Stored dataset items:
+++++

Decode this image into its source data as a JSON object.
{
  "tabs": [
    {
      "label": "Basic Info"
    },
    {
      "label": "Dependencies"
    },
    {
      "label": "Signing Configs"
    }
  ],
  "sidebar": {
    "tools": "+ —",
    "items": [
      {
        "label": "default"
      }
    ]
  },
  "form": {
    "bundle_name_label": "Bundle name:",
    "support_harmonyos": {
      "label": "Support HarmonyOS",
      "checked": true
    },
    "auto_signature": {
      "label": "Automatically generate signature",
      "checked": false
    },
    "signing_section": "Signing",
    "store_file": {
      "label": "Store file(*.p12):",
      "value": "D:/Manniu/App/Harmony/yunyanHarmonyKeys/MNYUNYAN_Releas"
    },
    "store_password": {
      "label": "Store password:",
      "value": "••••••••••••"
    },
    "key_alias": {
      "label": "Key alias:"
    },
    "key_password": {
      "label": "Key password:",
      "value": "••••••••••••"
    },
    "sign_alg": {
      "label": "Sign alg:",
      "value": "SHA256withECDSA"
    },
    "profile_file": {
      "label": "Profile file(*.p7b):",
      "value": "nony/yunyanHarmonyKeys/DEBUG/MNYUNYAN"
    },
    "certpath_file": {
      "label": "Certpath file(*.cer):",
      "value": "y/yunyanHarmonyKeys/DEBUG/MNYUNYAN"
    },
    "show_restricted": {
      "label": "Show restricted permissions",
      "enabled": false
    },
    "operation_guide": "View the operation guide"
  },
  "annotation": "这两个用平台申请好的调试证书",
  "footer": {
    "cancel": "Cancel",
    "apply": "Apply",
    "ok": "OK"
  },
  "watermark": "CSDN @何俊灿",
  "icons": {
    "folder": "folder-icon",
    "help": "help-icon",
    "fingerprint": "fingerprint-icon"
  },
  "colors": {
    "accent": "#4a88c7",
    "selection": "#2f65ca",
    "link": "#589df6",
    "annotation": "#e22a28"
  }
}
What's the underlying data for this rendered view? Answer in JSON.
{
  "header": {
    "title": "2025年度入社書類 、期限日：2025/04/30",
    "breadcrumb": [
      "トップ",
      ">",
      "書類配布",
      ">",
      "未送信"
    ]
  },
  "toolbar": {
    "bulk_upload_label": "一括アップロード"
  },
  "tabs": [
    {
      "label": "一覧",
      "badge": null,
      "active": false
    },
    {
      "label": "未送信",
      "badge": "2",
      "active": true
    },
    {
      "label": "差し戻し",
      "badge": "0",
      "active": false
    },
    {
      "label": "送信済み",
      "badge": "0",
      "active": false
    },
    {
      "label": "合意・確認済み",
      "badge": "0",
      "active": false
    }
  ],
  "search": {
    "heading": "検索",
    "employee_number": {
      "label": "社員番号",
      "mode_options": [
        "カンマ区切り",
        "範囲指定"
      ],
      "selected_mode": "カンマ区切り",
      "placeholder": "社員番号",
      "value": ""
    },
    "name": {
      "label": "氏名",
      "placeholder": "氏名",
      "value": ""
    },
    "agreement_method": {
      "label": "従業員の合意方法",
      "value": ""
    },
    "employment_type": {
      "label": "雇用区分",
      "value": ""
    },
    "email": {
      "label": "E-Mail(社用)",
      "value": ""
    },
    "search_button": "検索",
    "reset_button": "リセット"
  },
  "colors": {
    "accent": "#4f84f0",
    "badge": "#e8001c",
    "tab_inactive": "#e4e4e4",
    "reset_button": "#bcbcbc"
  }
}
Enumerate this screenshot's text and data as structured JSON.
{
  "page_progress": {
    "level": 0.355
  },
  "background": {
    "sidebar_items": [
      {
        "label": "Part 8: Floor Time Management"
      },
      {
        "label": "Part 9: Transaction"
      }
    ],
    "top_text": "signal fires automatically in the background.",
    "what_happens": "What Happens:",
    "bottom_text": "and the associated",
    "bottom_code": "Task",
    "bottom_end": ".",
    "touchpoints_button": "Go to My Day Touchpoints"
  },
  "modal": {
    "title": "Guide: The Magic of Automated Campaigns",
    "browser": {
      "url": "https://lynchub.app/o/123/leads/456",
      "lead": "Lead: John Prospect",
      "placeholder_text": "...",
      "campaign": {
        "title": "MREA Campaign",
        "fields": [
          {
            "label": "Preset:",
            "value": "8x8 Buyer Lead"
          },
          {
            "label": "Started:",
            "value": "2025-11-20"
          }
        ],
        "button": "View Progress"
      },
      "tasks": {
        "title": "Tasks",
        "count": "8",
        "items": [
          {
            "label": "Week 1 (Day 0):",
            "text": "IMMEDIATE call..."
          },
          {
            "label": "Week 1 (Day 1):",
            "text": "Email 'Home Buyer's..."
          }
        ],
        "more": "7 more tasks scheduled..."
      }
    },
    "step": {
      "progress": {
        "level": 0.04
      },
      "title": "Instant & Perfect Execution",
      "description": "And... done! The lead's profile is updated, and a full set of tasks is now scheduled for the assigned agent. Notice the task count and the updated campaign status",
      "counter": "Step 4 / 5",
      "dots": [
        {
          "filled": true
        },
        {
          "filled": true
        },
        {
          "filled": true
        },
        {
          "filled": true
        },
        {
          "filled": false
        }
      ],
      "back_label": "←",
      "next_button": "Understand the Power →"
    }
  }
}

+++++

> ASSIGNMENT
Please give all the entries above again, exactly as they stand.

> COMPLETED EXERCISE
Decode this image into its source data as a JSON object.
{
  "tabs": [
    {
      "label": "Basic Info"
    },
    {
      "label": "Dependencies"
    },
    {
      "label": "Signing Configs"
    }
  ],
  "sidebar": {
    "tools": "+ —",
    "items": [
      {
        "label": "default"
      }
    ]
  },
  "form": {
    "bundle_name_label": "Bundle name:",
    "support_harmonyos": {
      "label": "Support HarmonyOS",
      "checked": true
    },
    "auto_signature": {
      "label": "Automatically generate signature",
      "checked": false
    },
    "signing_section": "Signing",
    "store_file": {
      "label": "Store file(*.p12):",
      "value": "D:/Manniu/App/Harmony/yunyanHarmonyKeys/MNYUNYAN_Releas"
    },
    "store_password": {
      "label": "Store password:",
      "value": "••••••••••••"
    },
    "key_alias": {
      "label": "Key alias:"
    },
    "key_password": {
      "label": "Key password:",
      "value": "••••••••••••"
    },
    "sign_alg": {
      "label": "Sign alg:",
      "value": "SHA256withECDSA"
    },
    "profile_file": {
      "label": "Profile file(*.p7b):",
      "value": "nony/yunyanHarmonyKeys/DEBUG/MNYUNYAN"
    },
    "certpath_file": {
      "label": "Certpath file(*.cer):",
      "value": "y/yunyanHarmonyKeys/DEBUG/MNYUNYAN"
    },
    "show_restricted": {
      "label": "Show restricted permissions",
      "enabled": false
    },
    "operation_guide": "View the operation guide"
  },
  "annotation": "这两个用平台申请好的调试证书",
  "footer": {
    "cancel": "Cancel",
    "apply": "Apply",
    "ok": "OK"
  },
  "watermark": "CSDN @何俊灿",
  "icons": {
    "folder": "folder-icon",
    "help": "help-icon",
    "fingerprint": "fingerprint-icon"
  },
  "colors": {
    "accent": "#4a88c7",
    "selection": "#2f65ca",
    "link": "#589df6",
    "annotation": "#e22a28"
  }
}
What's the underlying data for this rendered view? Answer in JSON.
{
  "header": {
    "title": "2025年度入社書類 、期限日：2025/04/30",
    "breadcrumb": [
      "トップ",
      ">",
      "書類配布",
      ">",
      "未送信"
    ]
  },
  "toolbar": {
    "bulk_upload_label": "一括アップロード"
  },
  "tabs": [
    {
      "label": "一覧",
      "badge": null,
      "active": false
    },
    {
      "label": "未送信",
      "badge": "2",
      "active": true
    },
    {
      "label": "差し戻し",
      "badge": "0",
      "active": false
    },
    {
      "label": "送信済み",
      "badge": "0",
      "active": false
    },
    {
      "label": "合意・確認済み",
      "badge": "0",
      "active": false
    }
  ],
  "search": {
    "heading": "検索",
    "employee_number": {
      "label": "社員番号",
      "mode_options": [
        "カンマ区切り",
        "範囲指定"
      ],
      "selected_mode": "カンマ区切り",
      "placeholder": "社員番号",
      "value": ""
    },
    "name": {
      "label": "氏名",
      "placeholder": "氏名",
      "value": ""
    },
    "agreement_method": {
      "label": "従業員の合意方法",
      "value": ""
    },
    "employment_type": {
      "label": "雇用区分",
      "value": ""
    },
    "email": {
      "label": "E-Mail(社用)",
      "value": ""
    },
    "search_button": "検索",
    "reset_button": "リセット"
  },
  "colors": {
    "accent": "#4f84f0",
    "badge": "#e8001c",
    "tab_inactive": "#e4e4e4",
    "reset_button": "#bcbcbc"
  }
}
Enumerate this screenshot's text and data as structured JSON.
{
  "page_progress": {
    "level": 0.355
  },
  "background": {
    "sidebar_items": [
      {
        "label": "Part 8: Floor Time Management"
      },
      {
        "label": "Part 9: Transaction"
      }
    ],
    "top_text": "signal fires automatically in the background.",
    "what_happens": "What Happens:",
    "bottom_text": "and the associated",
    "bottom_code": "Task",
    "bottom_end": ".",
    "touchpoints_button": "Go to My Day Touchpoints"
  },
  "modal": {
    "title": "Guide: The Magic of Automated Campaigns",
    "browser": {
      "url": "https://lynchub.app/o/123/leads/456",
      "lead": "Lead: John Prospect",
      "placeholder_text": "...",
      "campaign": {
        "title": "MREA Campaign",
        "fields": [
          {
            "label": "Preset:",
            "value": "8x8 Buyer Lead"
          },
          {
            "label": "Started:",
            "value": "2025-11-20"
          }
        ],
        "button": "View Progress"
      },
      "tasks": {
        "title": "Tasks",
        "count": "8",
        "items": [
          {
            "label": "Week 1 (Day 0):",
            "text": "IMMEDIATE call..."
          },
          {
            "label": "Week 1 (Day 1):",
            "text": "Email 'Home Buyer's..."
          }
        ],
        "more": "7 more tasks scheduled..."
      }
    },
    "step": {
      "progress": {
        "level": 0.04
      },
      "title": "Instant & Perfect Execution",
      "description": "And... done! The lead's profile is updated, and a full set of tasks is now scheduled for the assigned agent. Notice the task count and the updated campaign status",
      "counter": "Step 4 / 5",
      "dots": [
        {
          "filled": true
        },
        {
          "filled": true
        },
        {
          "filled": true
        },
        {
          "filled": true
        },
        {
          "filled": false
        }
      ],
      "back_label": "←",
      "next_button": "Understand the Power →"
    }
  }
}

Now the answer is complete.